Wright and Childs, meanwhile, became one of the most interesting stories of the final day of the NFL Draft. The Warren natives have played together since high school and will remain teammates in Minnesota.
It’s an opportunity Childs said he and Wright — who have known each other since third grade — considered before the weekend.
“We talked about this one day, what if we end up going to the same NFL team?” Childs said during a conference call with the Minnesota media. “It would be crazy.
“We’ve been together through elementary school, middle school, junior high, high school, same college team, and now we are moving on in life and we still are going to the same team together.”
Both should get a chance to crack the Minnesota receiving rotation, too.
The Vikings — who selected quarterback Christian Ponder in the first round of last year’s draft — are led at receiver by former Florida star Percy Harvin.
Wright said he has admired Harvin and is looking forward to working with him.
“He is definitely a guy I see some similarities between in the way we play, and what we bring to the game,” Wright said.
Minnesota general manager Rick Spielman said the Vikings believe Wright can help them in the return game, too, after working him on special teams earlier this spring. Spielman, who was in attendance for Wright’s record-setting performance against Texas A&M (13 catches, 281 yards, two touchdowns) said the wideout will be valuable in many ways.
“He’s an extremely gifted athlete,” Spielman said. “He has great speed and we’re trying to increase our speed both on offense and defense. … We feel very fortunate to get Jarius at the time we got him.

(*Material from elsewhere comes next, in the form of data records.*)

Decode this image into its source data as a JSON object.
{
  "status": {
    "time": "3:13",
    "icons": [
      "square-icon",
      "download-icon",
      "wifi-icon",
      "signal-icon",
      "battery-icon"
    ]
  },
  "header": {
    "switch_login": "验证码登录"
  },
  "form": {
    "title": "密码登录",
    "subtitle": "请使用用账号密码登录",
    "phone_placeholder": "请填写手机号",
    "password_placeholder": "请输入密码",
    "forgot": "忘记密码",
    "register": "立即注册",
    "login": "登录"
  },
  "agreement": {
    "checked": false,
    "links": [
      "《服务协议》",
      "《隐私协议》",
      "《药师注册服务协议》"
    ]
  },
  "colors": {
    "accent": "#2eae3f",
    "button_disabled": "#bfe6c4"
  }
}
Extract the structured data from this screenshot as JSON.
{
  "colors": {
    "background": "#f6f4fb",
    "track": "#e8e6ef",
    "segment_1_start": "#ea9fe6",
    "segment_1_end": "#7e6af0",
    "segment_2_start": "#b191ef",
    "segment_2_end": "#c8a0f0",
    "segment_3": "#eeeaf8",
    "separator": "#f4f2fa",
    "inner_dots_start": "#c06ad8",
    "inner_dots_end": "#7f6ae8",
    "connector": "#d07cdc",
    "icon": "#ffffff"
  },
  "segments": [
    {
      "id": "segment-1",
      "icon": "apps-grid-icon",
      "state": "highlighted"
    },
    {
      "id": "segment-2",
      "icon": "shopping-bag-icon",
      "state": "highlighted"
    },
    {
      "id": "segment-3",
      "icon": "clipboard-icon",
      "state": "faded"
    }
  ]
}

Not only can he help on offense, but also as a potential returner as well and a big-play returner.”
Childs, meanwhile, gives the Vikings a big and physical target who may have gone higher if not for the patella tendon tear he suffered in Nov. 2010. Childs — who has admitted to returning from the injury too quickly in 2011 — impressed enough during the draft process to convince be selected.
“He looks fully, 100 percent healthy,” Spielman said. “We’re looking to get a player that we saw in 2010 and 2009. A big outside receiver that does have big-play ability.”
Childs said he plans to make the most of the opportunity as he joins Wright in Minnesota.
“I’m here to do it all,” Childs said. “I’ll play any position they put me at. I’m going to learn the whole playbook so I can play every position. I’m just ready to get out on the field and compete.”